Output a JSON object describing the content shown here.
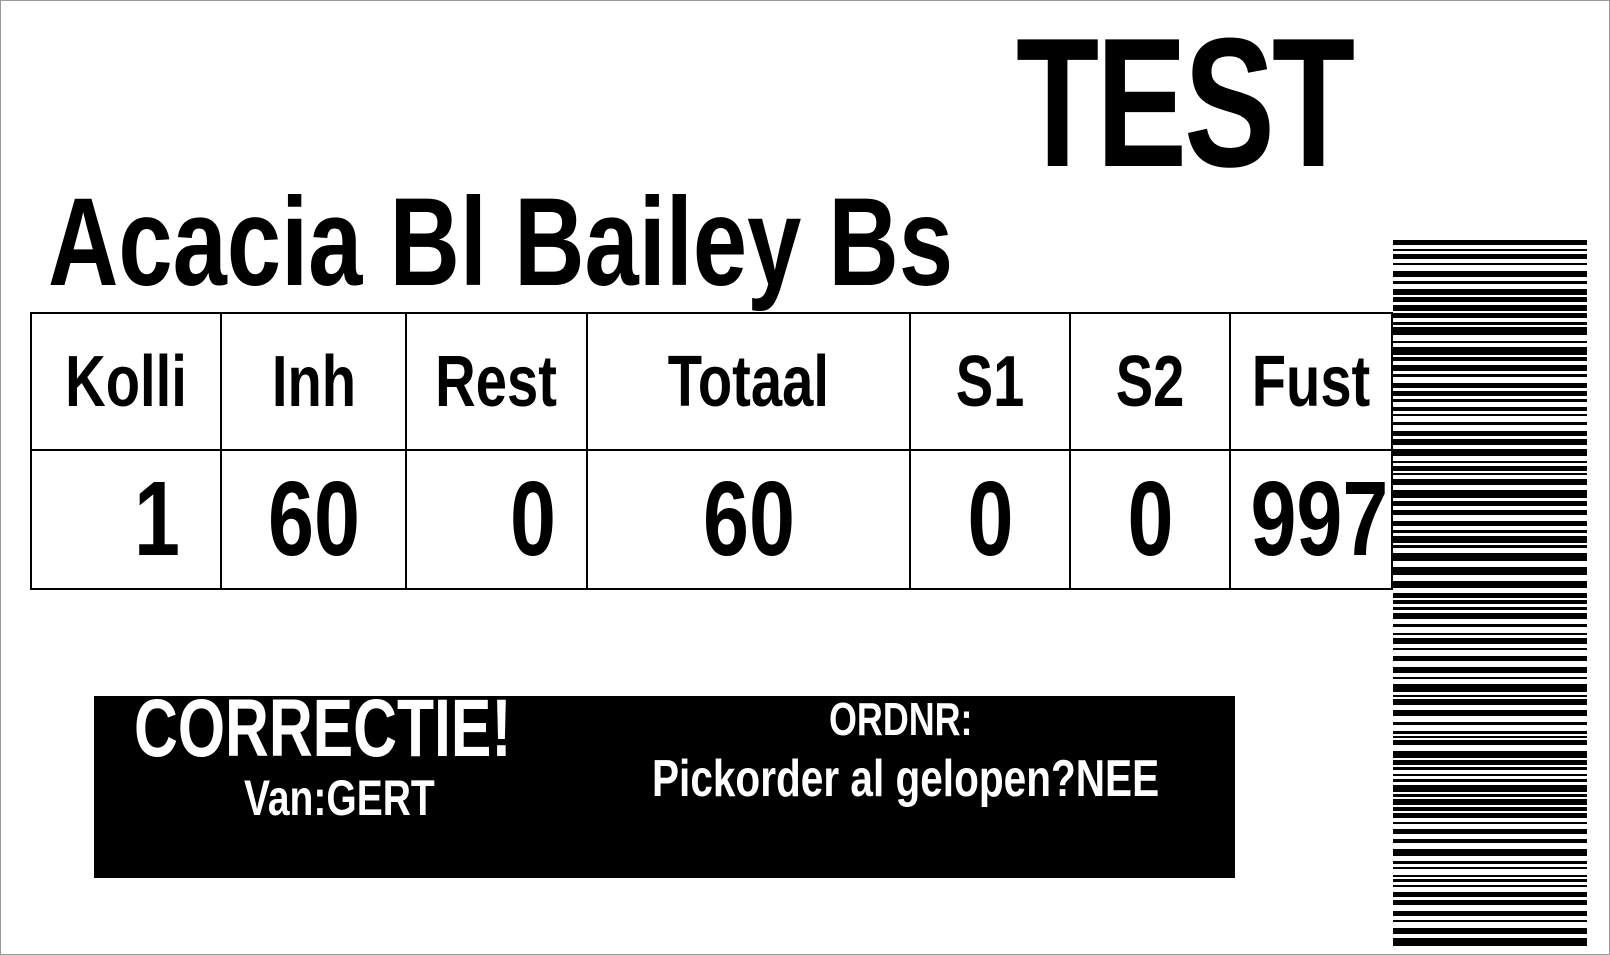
{
  "label": {
    "stamp": "TEST",
    "product_name": "Acacia Bl Bailey Bs"
  },
  "table": {
    "headers": [
      "Kolli",
      "Inh",
      "Rest",
      "Totaal",
      "S1",
      "S2",
      "Fust"
    ],
    "values": [
      "1",
      "60",
      "0",
      "60",
      "0",
      "0",
      "997"
    ]
  },
  "correction": {
    "title": "CORRECTIE!",
    "from": "Van:GERT",
    "order_label": "ORDNR:",
    "pick_question": "Pickorder al gelopen?NEE"
  },
  "barcode": {
    "orientation": "vertical",
    "color": "#000000"
  }
}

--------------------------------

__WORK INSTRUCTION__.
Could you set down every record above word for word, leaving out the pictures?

__EXERCISE RESPONSE__.
Output a JSON object describing the content shown here.
{
  "label": {
    "stamp": "TEST",
    "product_name": "Acacia Bl Bailey Bs"
  },
  "table": {
    "headers": [
      "Kolli",
      "Inh",
      "Rest",
      "Totaal",
      "S1",
      "S2",
      "Fust"
    ],
    "values": [
      "1",
      "60",
      "0",
      "60",
      "0",
      "0",
      "997"
    ]
  },
  "correction": {
    "title": "CORRECTIE!",
    "from": "Van:GERT",
    "order_label": "ORDNR:",
    "pick_question": "Pickorder al gelopen?NEE"
  },
  "barcode": {
    "orientation": "vertical",
    "color": "#000000"
  }
}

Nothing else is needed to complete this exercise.